The Different Types of Mortgages

Jul 27, 2023

It’s time for you to get a mortgage for that home you’ve been wanting in Phoenix. You walk into a branch, sit down to talk with someone, and they ask, “What type of mortgage are you looking for?” At that point, your mind goes blank and all you can think is, “Uh… a regular one?”

What most people don’t know is that there are many different types of loans you can obtain on your house, depending on what you’re looking for and can afford.

Here’s what you need to know to help you make a decision about which mortgage product might be right for you.

  • Low-down payment mortgages
    These include first-time home buyer programs, FHA loans and conventional mortgages where you don’t put 20% down. These loans are designed to make it easier to get into a house (because saving for a down payment is increasingly difficult with all of our student loan debt). The caveat is that you have less equity in your home making it easier to be underwater (owe more than your home is worth) if home values drop.

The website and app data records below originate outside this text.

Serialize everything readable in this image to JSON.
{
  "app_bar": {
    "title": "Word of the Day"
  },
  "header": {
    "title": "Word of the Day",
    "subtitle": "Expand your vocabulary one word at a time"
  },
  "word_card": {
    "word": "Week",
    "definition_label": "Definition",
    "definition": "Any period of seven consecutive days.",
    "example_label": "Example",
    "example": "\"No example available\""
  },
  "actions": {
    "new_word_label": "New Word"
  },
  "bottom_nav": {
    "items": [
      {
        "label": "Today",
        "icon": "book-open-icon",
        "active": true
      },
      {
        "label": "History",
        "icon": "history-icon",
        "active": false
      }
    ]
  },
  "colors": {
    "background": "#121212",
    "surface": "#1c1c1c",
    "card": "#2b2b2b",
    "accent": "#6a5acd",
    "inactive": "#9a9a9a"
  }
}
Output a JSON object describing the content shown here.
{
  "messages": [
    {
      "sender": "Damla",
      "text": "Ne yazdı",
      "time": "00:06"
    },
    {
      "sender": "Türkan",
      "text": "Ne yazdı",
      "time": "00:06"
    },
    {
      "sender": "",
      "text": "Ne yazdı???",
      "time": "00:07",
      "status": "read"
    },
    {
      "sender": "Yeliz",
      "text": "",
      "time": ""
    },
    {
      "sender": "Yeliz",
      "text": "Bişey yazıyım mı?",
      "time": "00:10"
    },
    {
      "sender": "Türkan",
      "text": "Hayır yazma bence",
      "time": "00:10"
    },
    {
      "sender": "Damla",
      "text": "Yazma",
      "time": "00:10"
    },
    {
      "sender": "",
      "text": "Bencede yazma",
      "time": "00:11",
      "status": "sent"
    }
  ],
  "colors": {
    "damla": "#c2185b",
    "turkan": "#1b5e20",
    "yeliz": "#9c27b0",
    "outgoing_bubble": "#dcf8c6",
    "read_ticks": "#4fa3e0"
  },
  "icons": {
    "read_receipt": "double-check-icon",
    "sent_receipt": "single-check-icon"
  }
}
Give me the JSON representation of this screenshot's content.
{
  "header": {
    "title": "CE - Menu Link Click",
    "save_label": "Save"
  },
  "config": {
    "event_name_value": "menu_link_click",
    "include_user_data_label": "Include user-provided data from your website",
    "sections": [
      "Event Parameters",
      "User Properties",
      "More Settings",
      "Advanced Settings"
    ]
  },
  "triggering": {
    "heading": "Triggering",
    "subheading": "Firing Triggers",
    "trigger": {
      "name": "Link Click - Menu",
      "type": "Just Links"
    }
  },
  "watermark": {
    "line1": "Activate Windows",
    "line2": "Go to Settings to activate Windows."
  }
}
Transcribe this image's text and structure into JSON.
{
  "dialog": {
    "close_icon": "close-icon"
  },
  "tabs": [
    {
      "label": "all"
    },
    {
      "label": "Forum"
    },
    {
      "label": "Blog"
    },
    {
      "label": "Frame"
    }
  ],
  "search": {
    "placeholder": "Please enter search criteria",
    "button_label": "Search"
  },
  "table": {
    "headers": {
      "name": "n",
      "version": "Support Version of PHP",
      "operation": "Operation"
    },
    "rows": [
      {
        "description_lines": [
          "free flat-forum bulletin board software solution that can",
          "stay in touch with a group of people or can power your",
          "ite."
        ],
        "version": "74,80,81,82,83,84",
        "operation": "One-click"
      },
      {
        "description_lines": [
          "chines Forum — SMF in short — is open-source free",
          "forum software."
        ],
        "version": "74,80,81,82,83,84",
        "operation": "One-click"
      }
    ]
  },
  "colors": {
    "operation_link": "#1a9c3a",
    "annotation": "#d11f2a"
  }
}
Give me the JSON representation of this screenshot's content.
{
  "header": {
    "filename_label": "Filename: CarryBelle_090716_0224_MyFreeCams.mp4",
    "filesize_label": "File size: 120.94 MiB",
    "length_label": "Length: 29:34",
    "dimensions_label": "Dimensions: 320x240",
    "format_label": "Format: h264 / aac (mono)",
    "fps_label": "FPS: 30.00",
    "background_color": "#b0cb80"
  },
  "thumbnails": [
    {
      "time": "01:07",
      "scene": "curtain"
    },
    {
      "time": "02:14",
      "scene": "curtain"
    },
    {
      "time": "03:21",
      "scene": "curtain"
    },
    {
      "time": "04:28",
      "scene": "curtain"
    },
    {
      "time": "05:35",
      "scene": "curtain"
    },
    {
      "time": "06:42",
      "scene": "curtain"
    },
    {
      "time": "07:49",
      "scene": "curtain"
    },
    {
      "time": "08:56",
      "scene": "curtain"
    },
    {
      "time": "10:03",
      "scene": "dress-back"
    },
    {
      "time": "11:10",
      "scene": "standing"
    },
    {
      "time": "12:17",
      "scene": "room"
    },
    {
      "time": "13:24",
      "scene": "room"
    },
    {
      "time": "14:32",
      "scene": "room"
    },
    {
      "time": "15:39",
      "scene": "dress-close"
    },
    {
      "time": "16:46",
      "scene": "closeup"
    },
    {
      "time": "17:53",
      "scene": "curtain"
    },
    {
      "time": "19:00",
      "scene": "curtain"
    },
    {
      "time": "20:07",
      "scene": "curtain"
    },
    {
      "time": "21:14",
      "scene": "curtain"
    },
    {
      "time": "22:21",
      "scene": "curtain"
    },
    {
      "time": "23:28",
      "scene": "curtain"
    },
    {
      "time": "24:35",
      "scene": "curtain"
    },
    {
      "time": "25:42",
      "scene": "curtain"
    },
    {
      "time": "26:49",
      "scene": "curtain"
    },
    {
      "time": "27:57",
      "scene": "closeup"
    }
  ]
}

    These loans almost always require mortgage insurance (PMI) added to the loan, which includes an up-front premium when you close on the loan and annual payments. The current up-front premium for an FHA loan is 1.75% of the loan amount, or $3,500 on a $200,000 loan, and if you put down less than 5% on the same loan, you’ll be paying 0.55% of the loan balance every year ($1,100 on the first year).

    You can only avoid mortgage insurance premiums by having a down payment that is at least 20% on the loan. If you don’t have this saved up, look into first-time buyer grants funded by the county, state and city you live in. Many of these don’t have to be paid back.

  • Conventional Mortgages
    Typically require a 20% down payment – that means you, the buyer, will have to pay for 20% of the purchase price out of pocket, in addition to any closing costs. The most common term (length of loan) for a conventional mortgage is 30 years, followed by 15 years and 20 years.

    Now, if you have the option to stretch out the payments for longer, why wouldn’t you take the lower monthly payment? For starters, a 15-year mortgage typically has a lower interest rate than a 30-year mortgage. Even if the rates were the same, the shorter mortgage term means you’ll pay less interest over the life of the loan. 
  • Adjustable Rate Mortgages(ARM)
    Can help you increase your purchasing power because of their low introductory payments and interest rates. These loans typically have a fixed rate for a period of time. Once that timeframe passes, the rate will adjust based on the market. ARMs include rate caps, which can limit how much your interest rate can rise. 

    For example, with a 5/1 ARM, your rate is the same for the first five years. After five years, your payment adjusts to the new market rate. 

Now that you know a little bit more about your loan options, remember to get pre-approved for your mortgage before you start shopping!